Student Success a “Required Course” with Performance-Based Funding

Colleges have always had a vested interest in seeing their students succeed. That’s their “reason to be.” Universities and colleges whose students experience high levels of success enjoy the reputation boost, the fulfillment of its mission, reliable tuition-revenue, and do not need to scramble to fill gaps in their graduating classes. Those perks are enough to drive any institution to keep an eye on student success.

For most states, it’s not just the perks, but the penalties that drive student success efforts. The concept of performance-based funding is simple enough. The idea is that, instead of simply receiving funding based on initial full-time enrollment (as many do), there will be contingencies for how effectively colleges are helping students succeed after they’ve arrived. According to the National Conference of State Legislatures (NCSL), “Thirty-two states.. are currently transitioning to some type of performance funding, meaning the Legislature or governing board has approved a performance funding program and the details are currently being worked out.”

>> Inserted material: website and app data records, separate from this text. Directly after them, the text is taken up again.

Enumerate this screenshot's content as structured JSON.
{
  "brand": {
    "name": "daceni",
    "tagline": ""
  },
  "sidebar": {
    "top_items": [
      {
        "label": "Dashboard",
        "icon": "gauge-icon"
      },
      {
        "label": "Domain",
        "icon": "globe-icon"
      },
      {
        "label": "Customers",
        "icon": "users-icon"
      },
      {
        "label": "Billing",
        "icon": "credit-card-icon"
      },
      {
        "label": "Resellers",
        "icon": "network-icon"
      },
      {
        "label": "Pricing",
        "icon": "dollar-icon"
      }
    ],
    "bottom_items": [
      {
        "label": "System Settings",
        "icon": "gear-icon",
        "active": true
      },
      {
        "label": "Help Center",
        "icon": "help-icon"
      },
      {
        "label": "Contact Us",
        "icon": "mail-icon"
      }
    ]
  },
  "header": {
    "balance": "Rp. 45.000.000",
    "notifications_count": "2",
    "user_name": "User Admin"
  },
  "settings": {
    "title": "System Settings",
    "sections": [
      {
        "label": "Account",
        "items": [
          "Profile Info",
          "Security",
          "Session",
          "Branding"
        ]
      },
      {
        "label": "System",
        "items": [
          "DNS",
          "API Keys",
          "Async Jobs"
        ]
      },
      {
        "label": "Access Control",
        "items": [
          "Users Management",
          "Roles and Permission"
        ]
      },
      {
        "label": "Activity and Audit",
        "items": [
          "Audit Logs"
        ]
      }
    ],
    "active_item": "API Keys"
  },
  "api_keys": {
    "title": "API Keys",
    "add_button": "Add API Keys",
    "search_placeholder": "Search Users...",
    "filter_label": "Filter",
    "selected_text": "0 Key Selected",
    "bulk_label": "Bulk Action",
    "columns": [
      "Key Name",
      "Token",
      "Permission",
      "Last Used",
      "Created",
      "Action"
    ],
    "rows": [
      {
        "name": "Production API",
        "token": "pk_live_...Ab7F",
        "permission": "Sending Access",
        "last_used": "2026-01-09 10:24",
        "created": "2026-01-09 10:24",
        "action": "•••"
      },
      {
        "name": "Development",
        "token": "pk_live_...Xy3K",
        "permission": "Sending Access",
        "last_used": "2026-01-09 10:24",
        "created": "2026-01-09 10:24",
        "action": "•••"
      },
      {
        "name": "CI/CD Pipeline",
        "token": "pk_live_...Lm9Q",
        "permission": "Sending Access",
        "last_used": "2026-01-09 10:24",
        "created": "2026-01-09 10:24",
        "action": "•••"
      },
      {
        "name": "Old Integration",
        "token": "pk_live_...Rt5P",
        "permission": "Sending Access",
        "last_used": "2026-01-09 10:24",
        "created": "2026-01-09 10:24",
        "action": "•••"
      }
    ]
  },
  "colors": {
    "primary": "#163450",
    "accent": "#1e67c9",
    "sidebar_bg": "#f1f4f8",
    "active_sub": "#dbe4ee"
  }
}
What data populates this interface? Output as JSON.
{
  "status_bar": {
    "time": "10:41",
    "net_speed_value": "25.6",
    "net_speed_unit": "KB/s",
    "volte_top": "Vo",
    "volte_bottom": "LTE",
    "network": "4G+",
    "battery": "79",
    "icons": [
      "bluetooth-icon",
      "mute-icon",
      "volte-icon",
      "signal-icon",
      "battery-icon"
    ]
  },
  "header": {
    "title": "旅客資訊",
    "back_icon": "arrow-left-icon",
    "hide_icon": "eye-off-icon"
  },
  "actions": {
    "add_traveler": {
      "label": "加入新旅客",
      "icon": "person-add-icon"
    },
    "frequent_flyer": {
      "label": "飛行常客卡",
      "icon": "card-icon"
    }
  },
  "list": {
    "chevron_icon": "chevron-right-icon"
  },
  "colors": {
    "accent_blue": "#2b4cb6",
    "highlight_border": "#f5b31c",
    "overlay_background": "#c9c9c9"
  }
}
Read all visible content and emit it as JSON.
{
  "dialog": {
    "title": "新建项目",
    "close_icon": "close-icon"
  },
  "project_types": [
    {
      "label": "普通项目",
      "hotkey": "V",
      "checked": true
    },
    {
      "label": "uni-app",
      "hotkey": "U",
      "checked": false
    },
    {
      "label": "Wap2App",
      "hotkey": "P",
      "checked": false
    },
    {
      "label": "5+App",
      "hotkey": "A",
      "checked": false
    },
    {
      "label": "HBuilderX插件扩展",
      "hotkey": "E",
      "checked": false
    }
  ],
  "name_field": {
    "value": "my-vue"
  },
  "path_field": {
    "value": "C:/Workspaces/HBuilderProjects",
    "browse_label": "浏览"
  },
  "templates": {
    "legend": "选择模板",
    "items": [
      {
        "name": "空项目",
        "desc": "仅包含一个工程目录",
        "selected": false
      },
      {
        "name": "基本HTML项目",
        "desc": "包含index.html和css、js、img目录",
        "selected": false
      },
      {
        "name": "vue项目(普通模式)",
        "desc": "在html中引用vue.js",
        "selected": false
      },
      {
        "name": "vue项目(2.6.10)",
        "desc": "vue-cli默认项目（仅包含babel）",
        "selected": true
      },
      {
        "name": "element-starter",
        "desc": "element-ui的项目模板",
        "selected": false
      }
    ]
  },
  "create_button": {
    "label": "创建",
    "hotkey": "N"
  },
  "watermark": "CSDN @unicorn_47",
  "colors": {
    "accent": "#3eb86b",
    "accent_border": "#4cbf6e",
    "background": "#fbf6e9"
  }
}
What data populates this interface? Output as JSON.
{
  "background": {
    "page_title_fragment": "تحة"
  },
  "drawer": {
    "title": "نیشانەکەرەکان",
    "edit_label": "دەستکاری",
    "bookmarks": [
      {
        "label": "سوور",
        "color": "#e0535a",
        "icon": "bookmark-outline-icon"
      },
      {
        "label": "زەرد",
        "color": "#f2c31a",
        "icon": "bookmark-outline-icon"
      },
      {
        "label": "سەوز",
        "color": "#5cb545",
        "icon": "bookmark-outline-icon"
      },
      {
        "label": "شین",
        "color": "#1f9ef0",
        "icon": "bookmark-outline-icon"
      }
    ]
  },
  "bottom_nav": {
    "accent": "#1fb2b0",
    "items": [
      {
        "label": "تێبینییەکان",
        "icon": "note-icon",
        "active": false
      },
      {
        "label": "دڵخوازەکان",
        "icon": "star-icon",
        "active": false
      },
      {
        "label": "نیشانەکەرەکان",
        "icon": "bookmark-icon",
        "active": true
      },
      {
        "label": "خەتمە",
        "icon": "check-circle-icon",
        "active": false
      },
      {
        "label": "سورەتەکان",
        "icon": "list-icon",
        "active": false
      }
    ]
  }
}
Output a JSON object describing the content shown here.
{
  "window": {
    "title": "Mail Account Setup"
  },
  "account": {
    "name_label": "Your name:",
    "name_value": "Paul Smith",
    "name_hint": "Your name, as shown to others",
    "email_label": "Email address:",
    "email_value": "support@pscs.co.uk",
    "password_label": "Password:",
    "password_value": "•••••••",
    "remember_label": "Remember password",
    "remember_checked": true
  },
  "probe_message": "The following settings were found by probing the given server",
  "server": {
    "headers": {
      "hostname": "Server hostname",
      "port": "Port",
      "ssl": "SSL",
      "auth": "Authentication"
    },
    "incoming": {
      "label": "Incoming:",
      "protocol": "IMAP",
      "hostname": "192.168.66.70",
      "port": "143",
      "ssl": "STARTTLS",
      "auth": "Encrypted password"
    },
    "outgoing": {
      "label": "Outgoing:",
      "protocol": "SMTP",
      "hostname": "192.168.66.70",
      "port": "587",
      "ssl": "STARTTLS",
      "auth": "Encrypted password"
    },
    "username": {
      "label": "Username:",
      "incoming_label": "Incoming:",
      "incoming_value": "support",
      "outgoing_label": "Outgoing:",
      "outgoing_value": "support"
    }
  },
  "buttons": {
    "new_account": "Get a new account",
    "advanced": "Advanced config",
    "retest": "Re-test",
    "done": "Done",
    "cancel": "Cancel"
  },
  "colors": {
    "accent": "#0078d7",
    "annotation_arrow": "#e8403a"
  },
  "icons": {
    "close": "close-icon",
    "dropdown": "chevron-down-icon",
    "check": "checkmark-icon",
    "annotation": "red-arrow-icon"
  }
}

In a recent article in The Chronicle of Higher Ed titled “The Path to Change Now Runs Through the Provost Office”, Dr. José Cruz, the Provost at Cal State-Fullerton University discussed California moving toward a performance-based funding model for its higher-education system. Mr. Cruz says, “We’re looking to position ourselves for when that day comes by ensuring that our internal investments are guided to those people and programs that will position us well for whatever the metrics are.”

So what are those metrics? The National Conference of State Legislators provides information on each state and their funding requirements around graduation rates and success.



(courtesy of


We’re already seeing customers pay close attention to the metrics outlined by their state’s legislature, but if you aren’t already, they’ve created a webpage that makes it very easy to see where your state falls along the spectrum of performance-based funding.


The tables provided give the policy’s status, a summary of the policy, the metrics included, and actually link directly to the legislature. (courtesy of


Followers of other industries may be familiar with this practice, since it is already in place among healthcare providers like Dartmouth-Hitchcock Medical Center. However, just as they have proactively avoided the potential penalties associated with performance-based funding, everyone is in a position to get a handle on these metrics before they incur the costs. To see how Ball State University avoided their state’s penalties, you can take a look at this case study presented by Dr. Kay Bales.

To see the entire list of performance funding initiatives, visit the NCSL website